This series takes a look at current trends in screenwriting and screenplay formatting, by examining the 2013 Black List scripts.
- In Part 1, I investigated the page count stats.
- In Part 2, I examined the use of bold and underlined scene headings.
- In Part 3, I took a look at the number of blank lines that precede scene headings.
The Black List 2013 – Part 4: Title Page Formatting
Soooo… title pages. The various formatting books I rely on consistently prescribe title pages where the title of the script is:
- all uppercase
- written in a standard 12 point Courier / Courier New font (or equivalent — like Courier Final Draft or Courier Prime)
But as anyone who reads professional scripts on a regular basis will tell you, that rule is routinely broken.
You might be inclined to say — “Yeah, but the pros can get away with it, but we can’t.”
And you might be right.
Speaking in generalities and from my experiences, the farther up the chain you are in Hollywood, the less likely anyone is to treat such a thing as a red flag.
So depending on where you’re at, and your level of confidence with the important stuff that comes after your title page, you may want to just stick to the standard formatting so you don’t inadvertently annoy anyone.
Having said that, I almost never use Courier 12 pt for my script titles!

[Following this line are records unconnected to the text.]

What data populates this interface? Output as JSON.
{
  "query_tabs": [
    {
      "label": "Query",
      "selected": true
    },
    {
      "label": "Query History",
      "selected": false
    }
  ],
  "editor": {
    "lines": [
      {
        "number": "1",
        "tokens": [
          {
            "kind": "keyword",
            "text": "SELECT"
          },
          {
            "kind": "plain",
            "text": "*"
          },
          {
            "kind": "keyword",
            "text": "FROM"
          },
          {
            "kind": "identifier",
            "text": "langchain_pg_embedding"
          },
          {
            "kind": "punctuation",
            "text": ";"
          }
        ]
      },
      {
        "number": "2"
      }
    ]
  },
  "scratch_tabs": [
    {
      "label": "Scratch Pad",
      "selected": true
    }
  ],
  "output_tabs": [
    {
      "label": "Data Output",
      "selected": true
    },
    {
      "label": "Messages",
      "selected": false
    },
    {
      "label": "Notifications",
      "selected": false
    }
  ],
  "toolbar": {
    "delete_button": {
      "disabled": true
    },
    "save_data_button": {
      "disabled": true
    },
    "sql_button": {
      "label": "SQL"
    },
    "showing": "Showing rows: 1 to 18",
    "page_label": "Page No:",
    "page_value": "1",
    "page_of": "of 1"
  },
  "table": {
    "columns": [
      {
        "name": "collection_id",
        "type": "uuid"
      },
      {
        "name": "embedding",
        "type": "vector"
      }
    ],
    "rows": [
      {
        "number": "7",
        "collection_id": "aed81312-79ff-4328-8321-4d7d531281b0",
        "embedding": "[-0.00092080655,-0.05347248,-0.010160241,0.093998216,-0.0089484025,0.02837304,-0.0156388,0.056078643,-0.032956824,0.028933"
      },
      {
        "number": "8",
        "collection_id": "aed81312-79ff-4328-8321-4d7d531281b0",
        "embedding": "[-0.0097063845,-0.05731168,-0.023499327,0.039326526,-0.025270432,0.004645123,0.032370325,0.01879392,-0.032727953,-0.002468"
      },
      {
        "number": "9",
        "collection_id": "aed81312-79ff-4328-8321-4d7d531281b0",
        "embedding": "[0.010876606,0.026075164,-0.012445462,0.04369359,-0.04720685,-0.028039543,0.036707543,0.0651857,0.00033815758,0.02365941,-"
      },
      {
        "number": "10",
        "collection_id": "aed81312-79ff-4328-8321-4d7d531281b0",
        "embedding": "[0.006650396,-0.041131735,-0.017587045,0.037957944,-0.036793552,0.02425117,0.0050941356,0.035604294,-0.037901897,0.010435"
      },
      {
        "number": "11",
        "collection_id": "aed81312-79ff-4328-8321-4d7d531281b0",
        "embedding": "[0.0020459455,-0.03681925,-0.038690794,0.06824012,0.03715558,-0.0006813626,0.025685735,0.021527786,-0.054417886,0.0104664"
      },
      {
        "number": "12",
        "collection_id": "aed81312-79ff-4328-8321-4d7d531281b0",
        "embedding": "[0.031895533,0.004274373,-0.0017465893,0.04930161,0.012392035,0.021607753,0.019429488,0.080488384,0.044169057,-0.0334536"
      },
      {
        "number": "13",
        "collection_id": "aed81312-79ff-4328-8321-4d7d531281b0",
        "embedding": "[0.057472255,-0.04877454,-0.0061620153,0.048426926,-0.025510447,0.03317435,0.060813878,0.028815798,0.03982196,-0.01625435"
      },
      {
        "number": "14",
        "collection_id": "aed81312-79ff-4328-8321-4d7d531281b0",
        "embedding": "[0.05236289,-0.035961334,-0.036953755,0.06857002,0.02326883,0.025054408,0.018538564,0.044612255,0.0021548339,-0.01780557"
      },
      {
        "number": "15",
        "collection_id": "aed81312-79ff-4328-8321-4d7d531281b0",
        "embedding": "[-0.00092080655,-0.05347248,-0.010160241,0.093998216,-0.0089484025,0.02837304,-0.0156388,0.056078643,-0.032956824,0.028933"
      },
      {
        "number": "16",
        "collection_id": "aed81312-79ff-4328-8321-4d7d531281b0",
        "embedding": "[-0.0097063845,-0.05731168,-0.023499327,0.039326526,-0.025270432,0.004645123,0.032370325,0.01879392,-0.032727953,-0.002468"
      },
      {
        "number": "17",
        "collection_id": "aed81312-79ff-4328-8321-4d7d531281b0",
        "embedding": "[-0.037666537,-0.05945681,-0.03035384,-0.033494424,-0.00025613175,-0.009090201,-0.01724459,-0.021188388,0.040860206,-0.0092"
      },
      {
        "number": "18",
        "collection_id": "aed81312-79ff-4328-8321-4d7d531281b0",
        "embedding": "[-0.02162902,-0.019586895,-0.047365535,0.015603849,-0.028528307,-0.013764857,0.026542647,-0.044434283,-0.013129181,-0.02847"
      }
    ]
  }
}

I feel it’s the one part of the script where I can shed the rigid confines of standard script formatting, and add some flavor. After reading the first page of one of my scripts, I doubt that any reviewer is still going to be agitated by my flamboyant font use.

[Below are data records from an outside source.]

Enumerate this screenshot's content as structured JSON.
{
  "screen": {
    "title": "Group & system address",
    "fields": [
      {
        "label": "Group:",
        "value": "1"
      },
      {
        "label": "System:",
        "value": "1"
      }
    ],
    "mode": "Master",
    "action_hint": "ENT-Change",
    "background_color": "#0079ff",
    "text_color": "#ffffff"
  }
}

The 2013 Black List Title Page Stats
So where do we stand this year for title page formatting practices? The investigation yielded some surprising results:
- Of the 72 Black List scripts this year, only 14 used “standard” formatting for their script titles (19.4%)
- That means 58 used non-standard formatting (a full 80.6%)!
Here’s how it broke down:
- 20 script titles used a font size that was larger than 12 pt (28%)
- Of those, 14 used a font other than a Courier variation (19.4%).
Note: No scripts used a non-standard font while keeping standard point size. If a non-standard font was used, the font size was always greater than 12 pt.
- Of those, 2 used a graphic image for their script titles (2.8%).
- 4 of the scripts that used a non-standard font — used the font for more than just the script title (5.6%) .
- 3 of the 72 scripts used a space between the letters of their titles (e.g. E X T I N C T I O N) (4.2%)
- 8 scripts used a Mixed Case Title (11%).
- 17 scripts used bold for their script title (23.6%)
- 38 scripts did not underline their script title (53%)
… And of course, unless specified above, there’s a lot of overlap (e.g. some scripts used both bold and Mixed Case).
For those who are curious, here’s a list of the non-Courier fonts that were used (excluding the two that used graphics in place of their titles), in alphabetical order:
- American Typewriter (Bold) 56 pt
- Arial Black (Bold) 14 pt
- Arial (Bold) 24 pt
- Arial Unicode MS (Italics) 28 pt (Mixed Case)
- Bleeding Cowboys 28 pt (Mixed Case)
- Cooper Black MS (Bold) 18 pt
- Dense 64 pt
- Georgia (Bold) 18 pt
- GillSans 14 pt
- Oriya Sangam MN 24 pt
- Times New Roman 32 pt (Mixed Case)
- Wide Latin 26.04 pt (Mixed Case)
Do you find these types of stats to be helpful?